In this Patient Power program, Dr. William Grady, associate professor of Medicine and Section Chief of the Division of Gastreanology at the Seattle Cancer Care Alliance, joins Andrew to discuss the latest in screening for colon cancer and current clinical trials. Find out about new techniques like virtual colonoscopy, learn how early detection is allowing some patients make a full recovery and why advanced colon cancer patients can be optimistic as well.

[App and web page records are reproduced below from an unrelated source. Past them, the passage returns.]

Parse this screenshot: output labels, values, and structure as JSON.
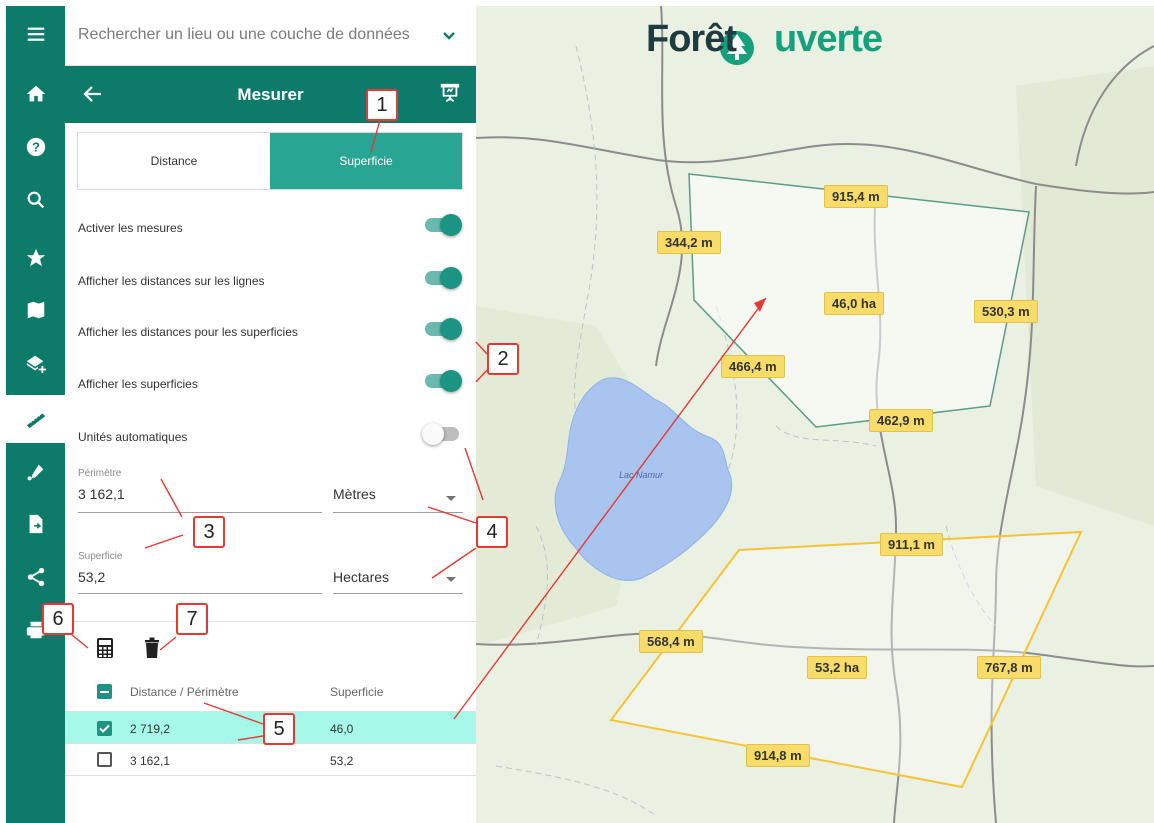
{
  "search": {
    "placeholder": "Rechercher un lieu ou une couche de données"
  },
  "rail": {
    "items": [
      {
        "icon": "menu-icon"
      },
      {
        "icon": "home-icon"
      },
      {
        "icon": "help-icon"
      },
      {
        "icon": "search-icon"
      },
      {
        "icon": "star-icon"
      },
      {
        "icon": "map-icon"
      },
      {
        "icon": "add-layer-icon"
      },
      {
        "icon": "ruler-icon",
        "active": true
      },
      {
        "icon": "draw-icon"
      },
      {
        "icon": "export-file-icon"
      },
      {
        "icon": "share-icon"
      },
      {
        "icon": "print-icon"
      }
    ]
  },
  "panel": {
    "title": "Mesurer",
    "tabs": [
      "Distance",
      "Superficie"
    ],
    "active_tab": "Superficie",
    "toggles": [
      {
        "label": "Activer les mesures",
        "on": true
      },
      {
        "label": "Afficher les distances sur les lignes",
        "on": true
      },
      {
        "label": "Afficher les distances pour les superficies",
        "on": true
      },
      {
        "label": "Afficher les superficies",
        "on": true
      },
      {
        "label": "Unités automatiques",
        "on": false
      }
    ],
    "perimeter": {
      "label": "Périmètre",
      "value": "3 162,1",
      "unit": "Mètres"
    },
    "area": {
      "label": "Superficie",
      "value": "53,2",
      "unit": "Hectares"
    },
    "table": {
      "headers": [
        "Distance / Périmètre",
        "Superficie"
      ],
      "rows": [
        {
          "distance": "2 719,2",
          "area": "46,0",
          "checked": true
        },
        {
          "distance": "3 162,1",
          "area": "53,2",
          "checked": false
        }
      ]
    }
  },
  "map": {
    "logo_left": "Forêt",
    "logo_right": "uverte",
    "lake_label": "Lac Namur",
    "polygon1_labels": [
      "915,4 m",
      "344,2 m",
      "46,0 ha",
      "530,3 m",
      "466,4 m",
      "462,9 m"
    ],
    "polygon2_labels": [
      "911,1 m",
      "568,4 m",
      "53,2 ha",
      "767,8 m",
      "914,8 m"
    ]
  },
  "callouts": [
    "1",
    "2",
    "3",
    "4",
    "5",
    "6",
    "7"
  ],
  "colors": {
    "primary": "#0e7a6a",
    "tab_active": "#29a593",
    "row_selected": "#a6f8e8",
    "label_fill": "#f8dc6a",
    "polygon_selected": "#5a9c86",
    "polygon_other": "#f5c435",
    "lake": "#a9c4ef",
    "callout_border": "#e53935"
  }
}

You'll hear Dr. Grady discuss the latest in screening methods for colon cancer including the fecal occult blood test and the flexible sigmoidoscopy test. Dr. Grady also touches on why the colonoscopy still remains one of the most trusted methods of testing. Listen to all this and more in this webcast sponsored by the Seattle Cancer Care Alliance. In Dr. Grady’s own words, “the most common sign of colon cancer is no symptom at all, and that's why screening is so important. But if symptoms do develop, it's usually a sign that a cancer is there, and it may be slightly more advanced, but still doing something about it sooner rather than later is the right strategy because that gives the best chance to cure it.” If you have been curious about colon cancer screening, don't wait, be proactive.
William Grady, M.D.
Gastroenterology Specialist, Seattle Cancer Care AllianceDr. Grady specializes in gastroenterology and internal medicine at the University of Washington School of Medicine. His particular clinical interests include diagnosis and treatment of hereditary cancer syndromes, as well as molucular markers for colon, liver, esophageal and stomach cancer. Dr. Grady received his medical degree from the University of Michigan Medical Center and was Internal Medicine Chief Resident at... more >